You may try to avoid situations or people that trigger memories of the traumatic event. You may even avoid talking or thinking about the event.
3. Feeling numb
You may find it hard to express your feelings. Or, you may not be interested in activities you used to enjoy. This is another way to avoid memories.
4. Feeling keyed up (also called hyperarousal)
You may be jittery, or always alert and on the lookout for danger. This is known as hyperarousal.
Can children have PTSD?
Children can have PTSD too. They may have symptoms described above or other symptoms depending on how old they are. As children get older, their symptoms are more like those of adults. Here are some examples of PTSD symptoms in children:
- Children age birth to 5 may get upset if their parents are not close by, have trouble sleeping, or suddenly have trouble with toilet training or going to the bathroom.
- Children age 6 to 11 may act out the trauma through play, drawings, or stories. Some have nightmares or become more irritable or aggressive. They may also want to avoid school or have trouble with schoolwork or friends.
- Children age 12 to 18 have symptoms more similar to adults: depression, anxiety, withdrawal, or reckless behavior like substance abuse or running away.
What other problems do people with PTSD experience?
People with PTSD may also have other problems. These include:
- Feelings of hopelessness, shame, or despair
- Depression or anxiety
- Drinking or drug problems
- Physical symptoms or chronic pain
- Employment problems
- Relationship problems, including divorce
In many cases, treatments for PTSD will also help these other problems, because they are often related. The coping skills you learn in treatment can work for PTSD and these related problems.
Will I get better?
“Getting better” means different things for different people, and not everyone who gets treatment will be “cured.” Even if you continue to have symptoms, however, treatment can help you cope. Your symptoms don’t have to interfere with your everyday activities, work, and relationships.
What PTSD treatments are available?
When you have PTSD, dealing with the past can be hard. Instead of telling others how you feel, you may keep your feelings bottled up. But treatment can help you get better. There are two main types of treatment, psychotherapy (sometimes called counseling) and medication. Sometimes people combine psychotherapy and medication.
Psychotherapy for PTSD
Psychotherapy, or counseling, involves meeting with a therapist. There are different types of psychotherapy:
- Cognitive behavioral therapy (CBT) is the most effective treatment for PTSD. There are different types of CBT. such as cognitive therapy and exposure therapy.

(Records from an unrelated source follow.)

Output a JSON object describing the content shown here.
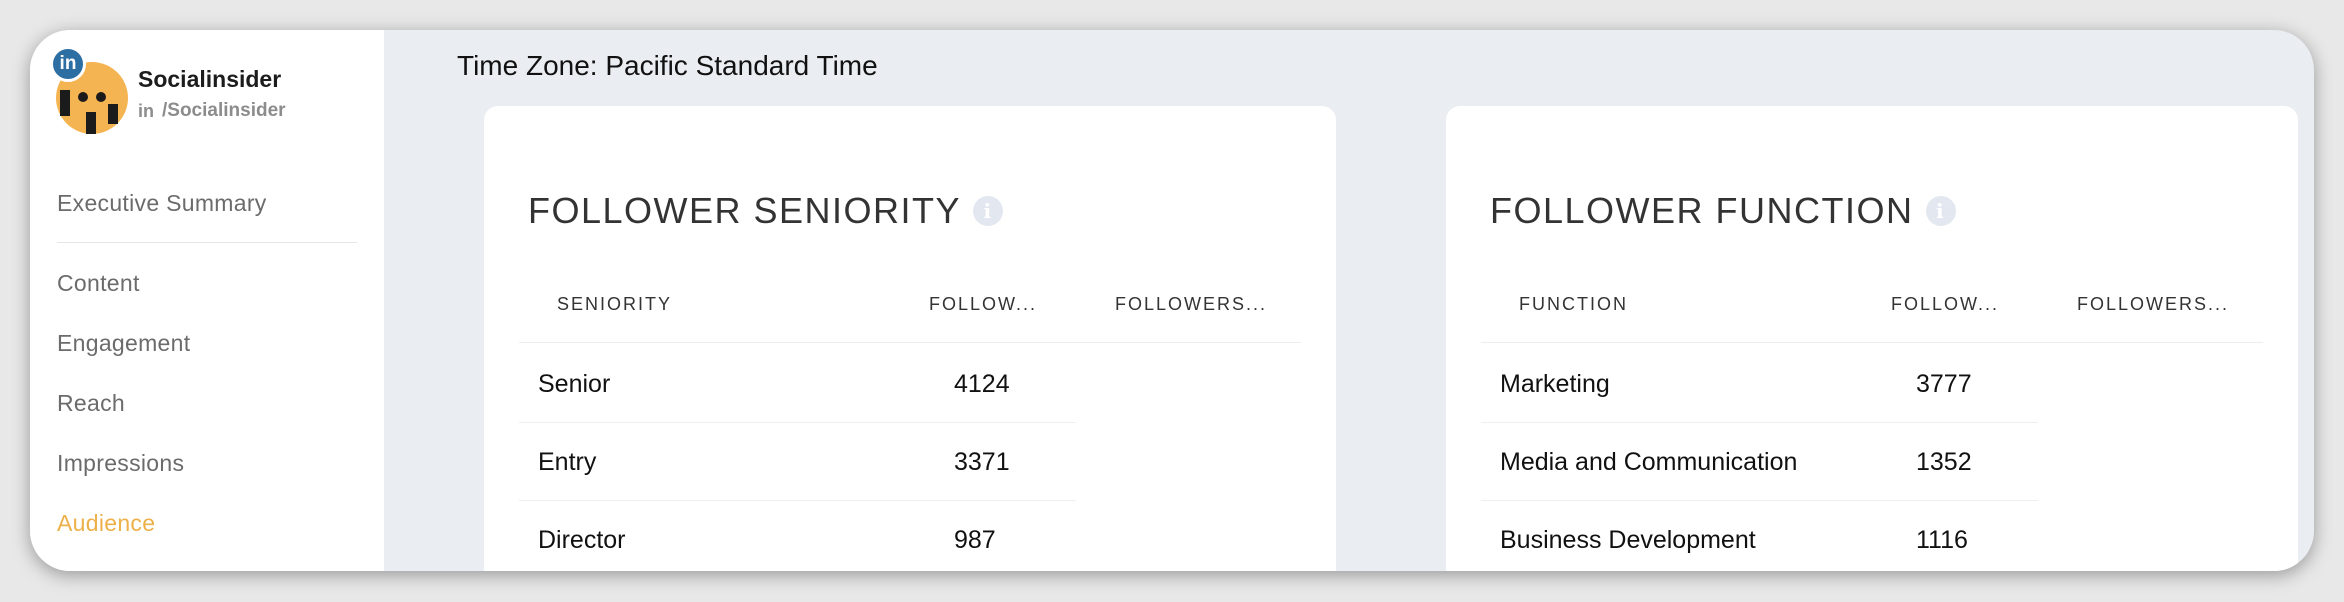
{
  "profile": {
    "badge": "in",
    "name": "Socialinsider",
    "handle_prefix": "in",
    "handle": "/Socialinsider"
  },
  "nav": {
    "items": [
      {
        "label": "Executive Summary"
      },
      {
        "label": "Content"
      },
      {
        "label": "Engagement"
      },
      {
        "label": "Reach"
      },
      {
        "label": "Impressions"
      },
      {
        "label": "Audience",
        "active": true
      }
    ]
  },
  "timezone": "Time Zone: Pacific Standard Time",
  "cards": [
    {
      "title": "FOLLOWER SENIORITY",
      "columns": [
        "SENIORITY",
        "FOLLOW...",
        "FOLLOWERS..."
      ],
      "rows": [
        {
          "label": "Senior",
          "value": "4124"
        },
        {
          "label": "Entry",
          "value": "3371"
        },
        {
          "label": "Director",
          "value": "987"
        }
      ]
    },
    {
      "title": "FOLLOWER FUNCTION",
      "columns": [
        "FUNCTION",
        "FOLLOW...",
        "FOLLOWERS..."
      ],
      "rows": [
        {
          "label": "Marketing",
          "value": "3777"
        },
        {
          "label": "Media and Communication",
          "value": "1352"
        },
        {
          "label": "Business Development",
          "value": "1116"
        }
      ]
    }
  ],
  "colors": {
    "accent": "#eeb049",
    "linkedin": "#2d6ea3",
    "background": "#eaedf2"
  }
}
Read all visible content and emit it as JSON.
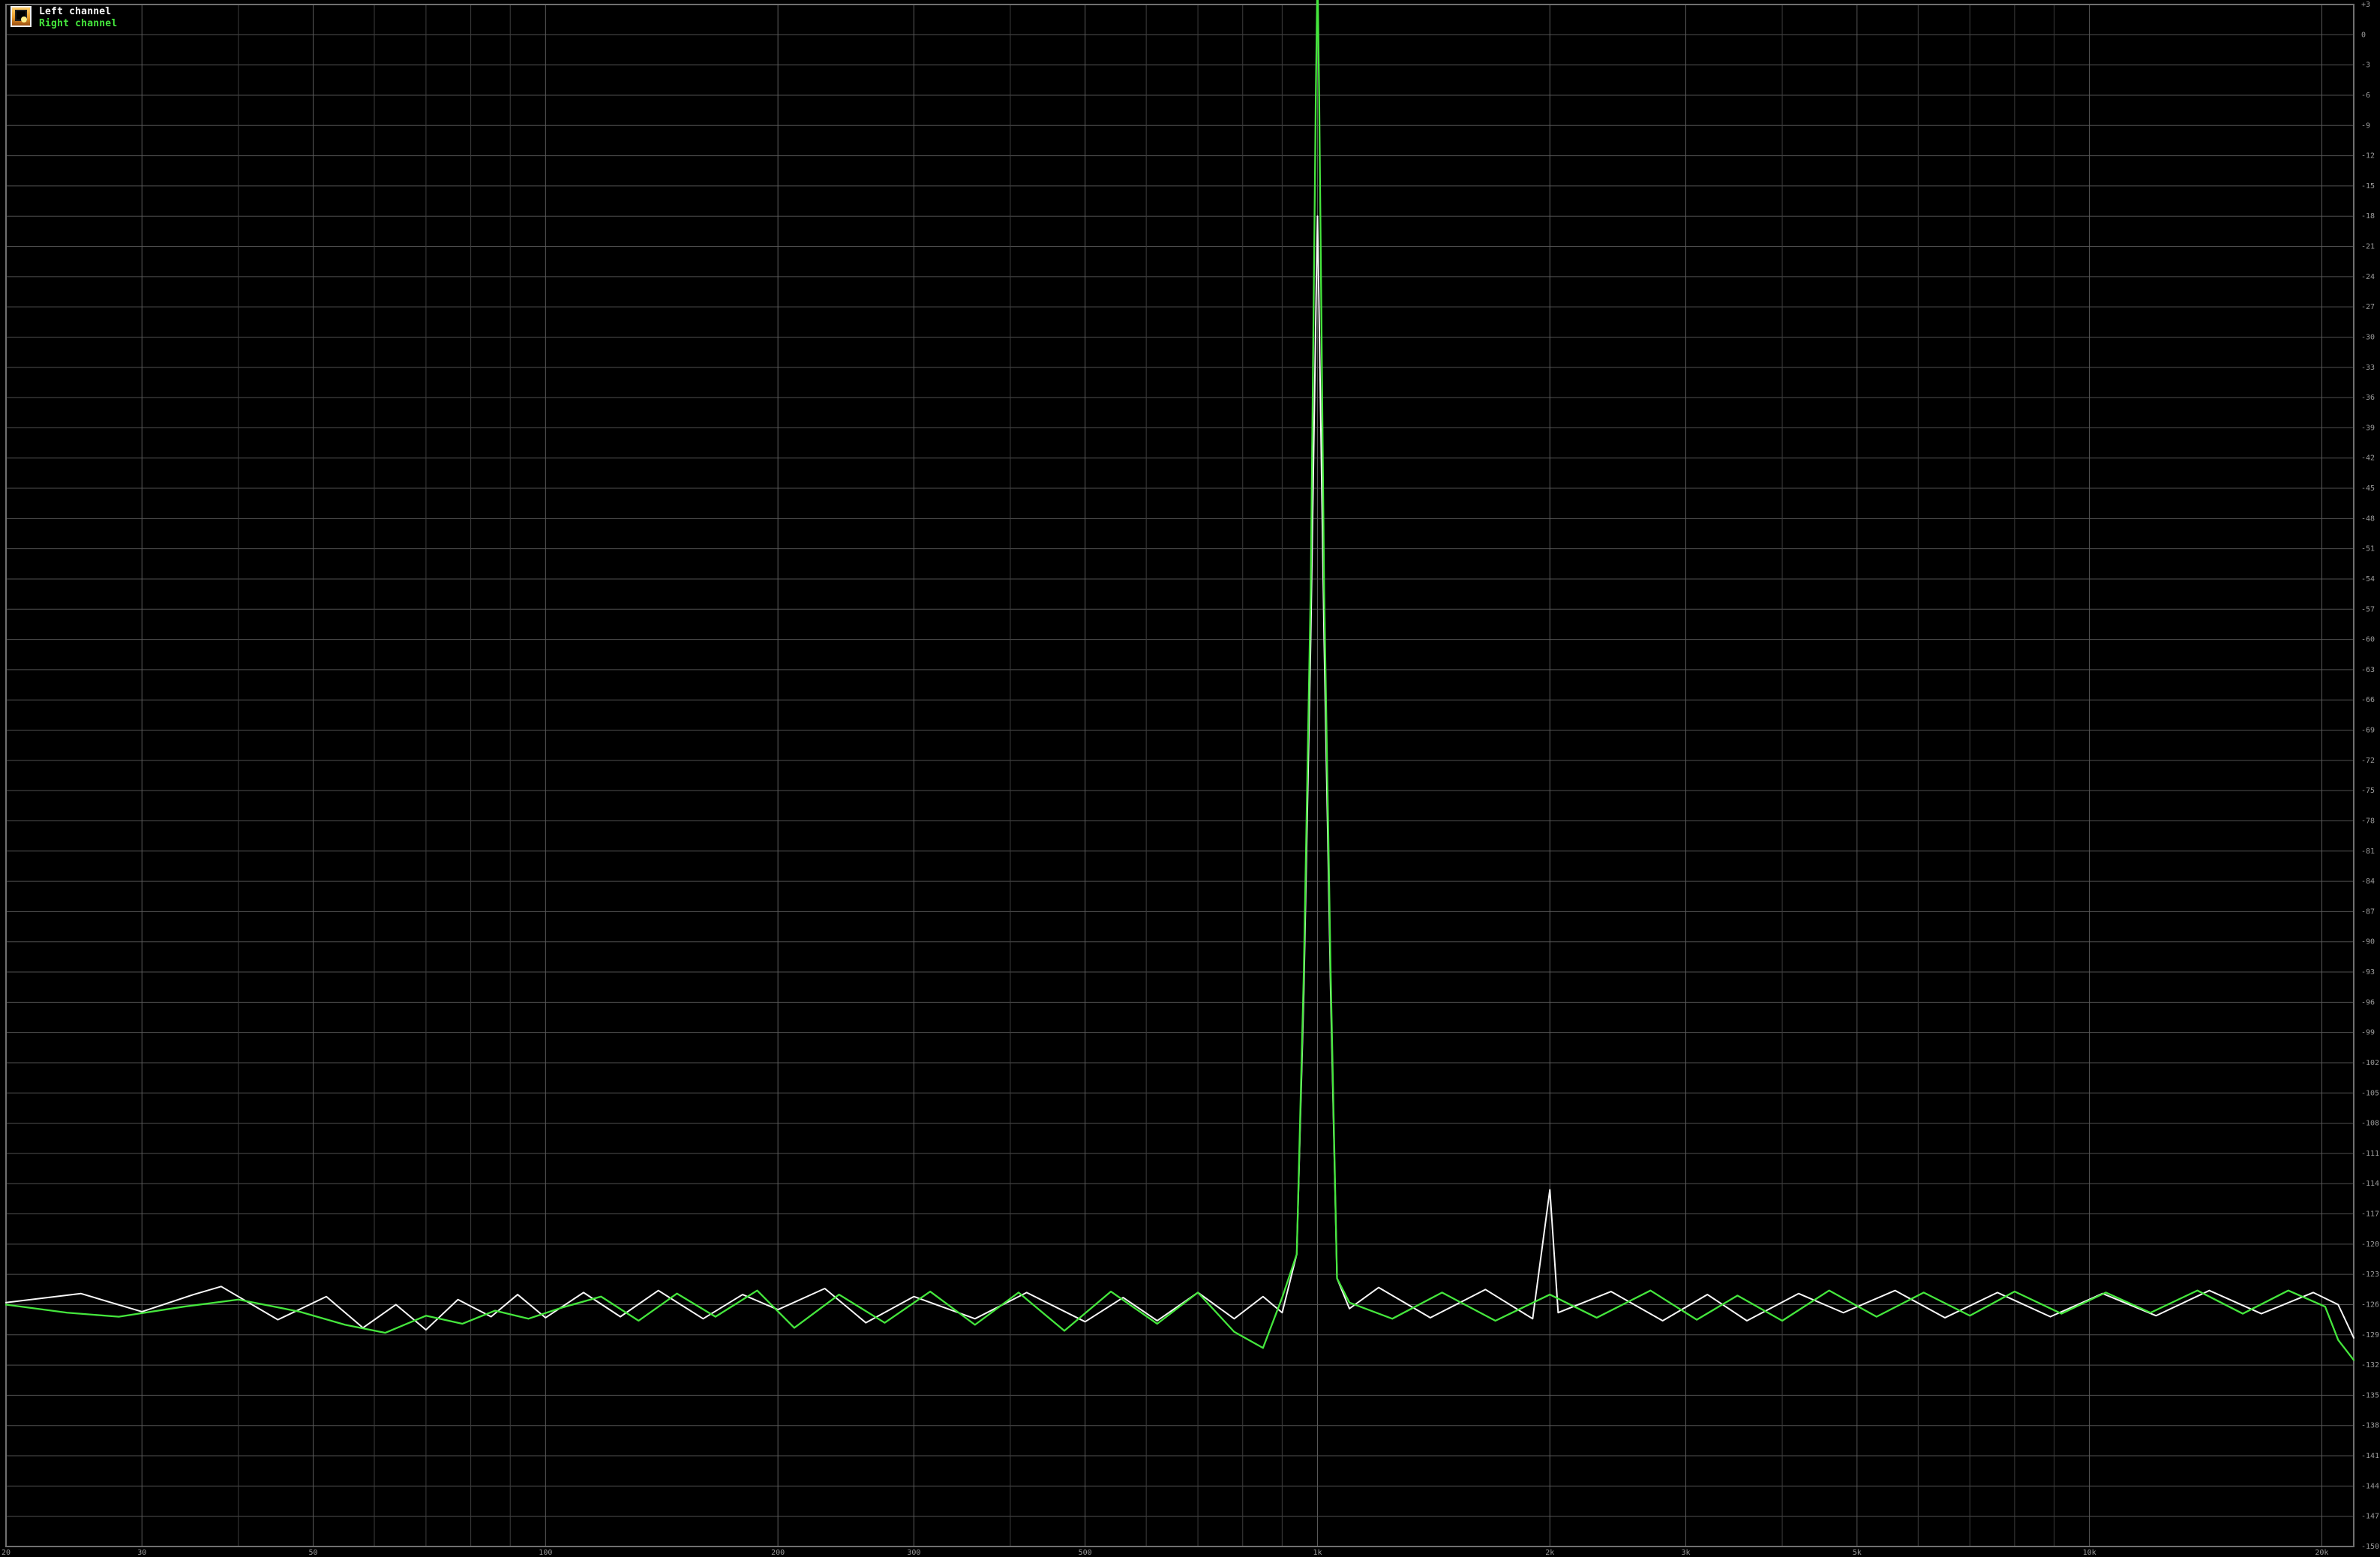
{
  "legend": {
    "left_label": "Left channel",
    "right_label": "Right channel",
    "right_suffix": "",
    "left_color": "#f7f7f7",
    "right_color": "#45e63d",
    "icon": "spectrum-analyzer-icon"
  },
  "chart_data": {
    "type": "line",
    "title": "",
    "xlabel": "",
    "ylabel": "",
    "xscale": "log",
    "grid": true,
    "legend_position": "top-left",
    "background": "#000000",
    "grid_color": "#505050",
    "y_range_db": [
      -150,
      3
    ],
    "y_major_step_db": 3,
    "x_tick_labels": [
      "20",
      "30",
      "50",
      "100",
      "200",
      "300",
      "500",
      "1k",
      "2k",
      "3k",
      "5k",
      "10k",
      "20k"
    ],
    "series": [
      {
        "name": "Left channel",
        "color": "#f7f7f7",
        "points": [
          [
            20,
            -125.8
          ],
          [
            25,
            -124.9
          ],
          [
            30,
            -126.7
          ],
          [
            35,
            -125.0
          ],
          [
            38,
            -124.2
          ],
          [
            45,
            -127.5
          ],
          [
            52,
            -125.2
          ],
          [
            58,
            -128.3
          ],
          [
            64,
            -126.0
          ],
          [
            70,
            -128.5
          ],
          [
            77,
            -125.5
          ],
          [
            85,
            -127.2
          ],
          [
            92,
            -125.0
          ],
          [
            100,
            -127.3
          ],
          [
            112,
            -124.8
          ],
          [
            125,
            -127.2
          ],
          [
            140,
            -124.6
          ],
          [
            160,
            -127.4
          ],
          [
            180,
            -125.0
          ],
          [
            200,
            -126.5
          ],
          [
            230,
            -124.4
          ],
          [
            260,
            -127.8
          ],
          [
            300,
            -125.2
          ],
          [
            360,
            -127.4
          ],
          [
            420,
            -124.8
          ],
          [
            500,
            -127.7
          ],
          [
            560,
            -125.3
          ],
          [
            620,
            -127.6
          ],
          [
            700,
            -124.8
          ],
          [
            780,
            -127.4
          ],
          [
            850,
            -125.2
          ],
          [
            900,
            -126.8
          ],
          [
            940,
            -121.0
          ],
          [
            960,
            -95.0
          ],
          [
            980,
            -60.0
          ],
          [
            995,
            -28.0
          ],
          [
            1000,
            -18.0
          ],
          [
            1005,
            -28.0
          ],
          [
            1020,
            -60.0
          ],
          [
            1040,
            -95.0
          ],
          [
            1060,
            -123.4
          ],
          [
            1100,
            -126.4
          ],
          [
            1200,
            -124.3
          ],
          [
            1400,
            -127.3
          ],
          [
            1650,
            -124.5
          ],
          [
            1900,
            -127.4
          ],
          [
            2000,
            -114.6
          ],
          [
            2050,
            -126.8
          ],
          [
            2400,
            -124.7
          ],
          [
            2800,
            -127.6
          ],
          [
            3200,
            -125.0
          ],
          [
            3600,
            -127.6
          ],
          [
            4200,
            -124.9
          ],
          [
            4800,
            -126.8
          ],
          [
            5600,
            -124.6
          ],
          [
            6500,
            -127.3
          ],
          [
            7600,
            -124.8
          ],
          [
            8900,
            -127.2
          ],
          [
            10400,
            -124.9
          ],
          [
            12200,
            -127.1
          ],
          [
            14300,
            -124.6
          ],
          [
            16700,
            -126.9
          ],
          [
            19500,
            -124.8
          ],
          [
            21000,
            -126.0
          ],
          [
            22000,
            -129.3
          ]
        ]
      },
      {
        "name": "Right channel",
        "color": "#45e63d",
        "points": [
          [
            20,
            -126.0
          ],
          [
            24,
            -126.8
          ],
          [
            28,
            -127.2
          ],
          [
            34,
            -126.2
          ],
          [
            40,
            -125.5
          ],
          [
            48,
            -126.7
          ],
          [
            55,
            -128.0
          ],
          [
            62,
            -128.8
          ],
          [
            70,
            -127.1
          ],
          [
            78,
            -127.9
          ],
          [
            86,
            -126.6
          ],
          [
            95,
            -127.4
          ],
          [
            105,
            -126.3
          ],
          [
            118,
            -125.2
          ],
          [
            132,
            -127.6
          ],
          [
            148,
            -124.9
          ],
          [
            166,
            -127.2
          ],
          [
            188,
            -124.6
          ],
          [
            210,
            -128.3
          ],
          [
            240,
            -125.0
          ],
          [
            275,
            -127.8
          ],
          [
            315,
            -124.7
          ],
          [
            360,
            -128.0
          ],
          [
            410,
            -124.8
          ],
          [
            470,
            -128.6
          ],
          [
            540,
            -124.7
          ],
          [
            620,
            -127.9
          ],
          [
            700,
            -124.8
          ],
          [
            780,
            -128.7
          ],
          [
            850,
            -130.3
          ],
          [
            900,
            -125.3
          ],
          [
            940,
            -121.0
          ],
          [
            960,
            -93.0
          ],
          [
            980,
            -55.0
          ],
          [
            995,
            -6.0
          ],
          [
            1000,
            6.0
          ],
          [
            1005,
            -6.0
          ],
          [
            1020,
            -55.0
          ],
          [
            1040,
            -93.0
          ],
          [
            1060,
            -123.4
          ],
          [
            1100,
            -125.8
          ],
          [
            1250,
            -127.4
          ],
          [
            1450,
            -124.8
          ],
          [
            1700,
            -127.6
          ],
          [
            2000,
            -125.0
          ],
          [
            2300,
            -127.3
          ],
          [
            2700,
            -124.6
          ],
          [
            3100,
            -127.5
          ],
          [
            3500,
            -125.1
          ],
          [
            4000,
            -127.6
          ],
          [
            4600,
            -124.6
          ],
          [
            5300,
            -127.2
          ],
          [
            6100,
            -124.8
          ],
          [
            7000,
            -127.1
          ],
          [
            8000,
            -124.7
          ],
          [
            9200,
            -126.9
          ],
          [
            10500,
            -124.8
          ],
          [
            12000,
            -126.8
          ],
          [
            13800,
            -124.6
          ],
          [
            15800,
            -126.9
          ],
          [
            18100,
            -124.6
          ],
          [
            20200,
            -126.2
          ],
          [
            21000,
            -129.5
          ],
          [
            22000,
            -131.5
          ]
        ]
      }
    ]
  }
}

- One type is Cognitive Processing Therapy (CPT) where you learn skills to understand how trauma changed your thoughts and feelings.
- Another type is Prolonged Exposure (PE) therapy where you talk about your trauma repeatedly until memories are no longer upsetting. You also go to places that are safe, but that you have been staying away from because they are related to the trauma.
- A similar kind of therapy is called eye movement desensitization and reprocessing (EMDR). This therapy involves focusing on sounds or hand movements while you talk about the trauma.
Medications for PTSD
Medications can be effective too. A type of drug known as a selective serotonin reuptake inhibitor (SSRI), which is also used for depression, is effective for PTSD. Another medication called Prazosin has been found to be helpful in decreasing nightmares related to the trauma.
IMPORTANT: Benzodiazepines and atypical antipsychotics should generally be avoided for PTSD treatment because they do not treat the core PTSD symptoms.
Note: The original source document was created: 01/01/2007. Click here >>> National Center for PTSD, PUBLIC Section to find revisions and updates.
For a great deal of additional information, such as the impacts of a loved one’s PTSD on family members and friends, please visit the U.S. Department of Affairs National Center for PTSD. To learn how you can help spread the word and celebrate PTSD Awareness Month, please visit PTSD Awareness Month.